Definition/Scope: General George Smith Patton, Jr. was born November 11, 1885 in San Gabriel, California. He was known for carrying pistols with ivory handles and his intemperate manner, and is regarded as one of the most successful United States field commanders of any war. He attended the Virginia Military Institute for one year and went on to graduate from the United States Military Academy at West Point on June 11, 1909. He was then commissioned a Second Lieutenant in the 15th cavalry Regiment. In 1912 he represented the United States at the Stockholm Olympics in the first Modern Pentathlon. Originally open only to military officers, it was considered a rigorous test of the skills a soldier should possess. Twenty-six year old Patton did well in the multi-event sport, consisting of pistol shooting from 25 meters, sword fencing, a 300 meter free style swim, 800 meters horseback riding and a 4-kilometer cross country run. Patton’s first real exposure to battle occurred when he served as a member of legendary General John J. Pershing’s staff during the expedition to Mexico. In 1915, Patton was sent to Fort Bliss along the Mexican border where he led routine cavalry patrols. A year later, he accompanied Pershing as an aide on his expedition against Francisco "Pancho" Villa into Mexico. Patton gained recognition from the press for his attacks on several of Villa’s men. By November 8, 1942, Patton was commanding the Western Task Force, the only all-American force landing for Operation Torch, the Allied invasion of North Africa. After succeeding there, Patton commanded the Seventh Army during the invasion of Sicily in July 1943. Patton commanded the Seventh Army until 1944, when he was given command of the Third Army in France. Patton and his troops dashed across Europe after the battle of Normandy and exploited German weaknesses with great success, covering the 600 miles across France, Belgium, Luxembourg, Germany, Austria and Czechoslovakia. When the Third Army liberated the Buchenwald concentration camp, Patton slowed his pace. He instituted a policy, later adopted by other commanders, of making local German civilians tour the camps. By the time WWII was over, the Third Army had liberated or conquered 81,522 square miles of territory. In October 1945, Patton assumed command of the Fifteenth Army in American-occupied Germany. On December 9, he suffered injuries as the result of an automobile accident. He died 12 days later, on December 21, 1945 and is buried among the soldiers who died in the Battle of the Bulge in Hamm, Luxembourg. Remembered for his fierce determination and ability to lead soldiers, Patton is now considered one of the greatest military figures in history.

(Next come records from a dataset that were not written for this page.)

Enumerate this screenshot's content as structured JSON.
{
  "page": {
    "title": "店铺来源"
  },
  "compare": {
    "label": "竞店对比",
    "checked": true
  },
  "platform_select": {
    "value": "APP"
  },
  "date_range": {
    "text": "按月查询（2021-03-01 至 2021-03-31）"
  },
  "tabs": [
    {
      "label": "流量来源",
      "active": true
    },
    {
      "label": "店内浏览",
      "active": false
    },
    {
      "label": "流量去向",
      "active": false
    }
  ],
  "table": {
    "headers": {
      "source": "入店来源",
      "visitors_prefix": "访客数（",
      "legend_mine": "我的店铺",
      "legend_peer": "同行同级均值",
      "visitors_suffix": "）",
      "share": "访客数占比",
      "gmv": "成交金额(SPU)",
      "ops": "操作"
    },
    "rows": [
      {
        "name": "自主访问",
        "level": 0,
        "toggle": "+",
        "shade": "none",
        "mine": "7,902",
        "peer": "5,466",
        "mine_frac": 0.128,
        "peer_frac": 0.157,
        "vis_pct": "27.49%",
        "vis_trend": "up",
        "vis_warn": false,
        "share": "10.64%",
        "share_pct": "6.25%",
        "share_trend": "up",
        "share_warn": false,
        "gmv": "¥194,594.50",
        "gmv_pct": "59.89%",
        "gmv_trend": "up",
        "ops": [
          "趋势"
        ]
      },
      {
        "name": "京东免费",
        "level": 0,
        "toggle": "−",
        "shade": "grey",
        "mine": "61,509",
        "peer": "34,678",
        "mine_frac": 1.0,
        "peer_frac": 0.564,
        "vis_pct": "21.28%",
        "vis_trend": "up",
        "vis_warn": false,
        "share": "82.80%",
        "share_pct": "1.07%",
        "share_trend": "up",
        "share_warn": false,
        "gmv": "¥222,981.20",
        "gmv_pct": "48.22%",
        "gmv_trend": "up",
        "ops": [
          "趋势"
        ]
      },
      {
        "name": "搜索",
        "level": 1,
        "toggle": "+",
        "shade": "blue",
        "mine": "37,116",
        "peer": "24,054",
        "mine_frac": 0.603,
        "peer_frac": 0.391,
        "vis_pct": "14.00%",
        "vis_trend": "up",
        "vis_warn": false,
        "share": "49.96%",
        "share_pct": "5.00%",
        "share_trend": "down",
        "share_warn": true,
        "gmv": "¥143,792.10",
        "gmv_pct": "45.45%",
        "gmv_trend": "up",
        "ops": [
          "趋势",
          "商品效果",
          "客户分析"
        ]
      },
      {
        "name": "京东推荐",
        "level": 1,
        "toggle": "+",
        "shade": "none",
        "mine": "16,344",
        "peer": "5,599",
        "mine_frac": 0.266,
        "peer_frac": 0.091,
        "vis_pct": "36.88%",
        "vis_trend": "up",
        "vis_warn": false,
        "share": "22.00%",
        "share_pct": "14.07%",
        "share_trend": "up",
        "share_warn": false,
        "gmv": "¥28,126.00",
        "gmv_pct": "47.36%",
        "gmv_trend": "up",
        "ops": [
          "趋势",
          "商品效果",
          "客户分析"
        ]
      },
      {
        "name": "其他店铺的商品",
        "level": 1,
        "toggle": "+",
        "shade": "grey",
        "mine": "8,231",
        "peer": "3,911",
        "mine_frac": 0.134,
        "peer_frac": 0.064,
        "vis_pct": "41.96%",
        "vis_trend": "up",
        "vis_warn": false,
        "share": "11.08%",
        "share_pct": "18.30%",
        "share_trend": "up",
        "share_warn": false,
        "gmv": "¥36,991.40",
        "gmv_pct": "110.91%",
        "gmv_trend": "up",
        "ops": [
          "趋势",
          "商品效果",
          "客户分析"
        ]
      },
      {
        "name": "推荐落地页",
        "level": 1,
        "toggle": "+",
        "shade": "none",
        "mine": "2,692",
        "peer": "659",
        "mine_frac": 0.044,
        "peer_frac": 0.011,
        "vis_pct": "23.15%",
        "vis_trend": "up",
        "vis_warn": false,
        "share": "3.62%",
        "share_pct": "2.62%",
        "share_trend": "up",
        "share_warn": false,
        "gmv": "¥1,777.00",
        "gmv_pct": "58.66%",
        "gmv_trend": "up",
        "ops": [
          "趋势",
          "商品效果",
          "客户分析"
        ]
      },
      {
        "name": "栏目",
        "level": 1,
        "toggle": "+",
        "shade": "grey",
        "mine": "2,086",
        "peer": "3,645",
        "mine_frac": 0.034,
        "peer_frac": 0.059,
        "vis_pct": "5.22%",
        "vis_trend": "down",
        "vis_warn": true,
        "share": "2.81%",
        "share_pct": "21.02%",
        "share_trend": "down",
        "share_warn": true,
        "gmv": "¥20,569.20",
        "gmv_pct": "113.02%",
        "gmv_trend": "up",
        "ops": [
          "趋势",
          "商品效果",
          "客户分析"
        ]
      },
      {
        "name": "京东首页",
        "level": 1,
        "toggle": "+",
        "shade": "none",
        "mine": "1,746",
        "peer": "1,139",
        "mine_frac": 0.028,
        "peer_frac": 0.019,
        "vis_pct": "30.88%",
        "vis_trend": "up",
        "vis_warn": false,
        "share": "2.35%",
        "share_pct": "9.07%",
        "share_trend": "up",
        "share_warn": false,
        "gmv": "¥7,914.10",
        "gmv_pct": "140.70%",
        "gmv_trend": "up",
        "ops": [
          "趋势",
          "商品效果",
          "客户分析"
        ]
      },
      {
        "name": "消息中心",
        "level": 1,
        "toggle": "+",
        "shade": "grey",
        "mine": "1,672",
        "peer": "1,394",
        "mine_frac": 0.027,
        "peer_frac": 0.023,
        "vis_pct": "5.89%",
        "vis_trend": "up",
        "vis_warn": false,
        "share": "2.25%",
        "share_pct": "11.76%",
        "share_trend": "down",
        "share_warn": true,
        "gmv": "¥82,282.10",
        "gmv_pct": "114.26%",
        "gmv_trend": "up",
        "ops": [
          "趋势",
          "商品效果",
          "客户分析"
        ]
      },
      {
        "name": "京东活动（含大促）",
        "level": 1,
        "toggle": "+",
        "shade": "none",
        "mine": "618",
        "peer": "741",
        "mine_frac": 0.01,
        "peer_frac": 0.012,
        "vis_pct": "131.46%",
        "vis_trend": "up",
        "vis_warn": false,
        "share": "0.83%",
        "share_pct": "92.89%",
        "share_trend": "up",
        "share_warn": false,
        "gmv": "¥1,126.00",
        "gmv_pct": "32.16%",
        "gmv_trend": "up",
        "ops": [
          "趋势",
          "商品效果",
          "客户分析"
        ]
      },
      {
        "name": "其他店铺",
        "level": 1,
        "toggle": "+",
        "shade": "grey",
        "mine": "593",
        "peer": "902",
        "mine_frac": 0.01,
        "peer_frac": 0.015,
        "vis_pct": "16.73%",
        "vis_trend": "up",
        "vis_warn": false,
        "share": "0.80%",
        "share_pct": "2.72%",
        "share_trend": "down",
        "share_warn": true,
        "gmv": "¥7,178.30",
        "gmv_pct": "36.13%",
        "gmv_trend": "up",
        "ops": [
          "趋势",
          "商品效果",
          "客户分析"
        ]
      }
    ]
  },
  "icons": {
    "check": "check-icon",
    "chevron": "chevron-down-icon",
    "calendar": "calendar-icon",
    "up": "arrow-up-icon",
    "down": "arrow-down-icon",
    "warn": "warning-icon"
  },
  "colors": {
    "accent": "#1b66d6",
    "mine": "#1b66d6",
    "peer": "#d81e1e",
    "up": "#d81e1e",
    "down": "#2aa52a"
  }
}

Used For:Patton Jr George S.
Related Terms:1st Armored Division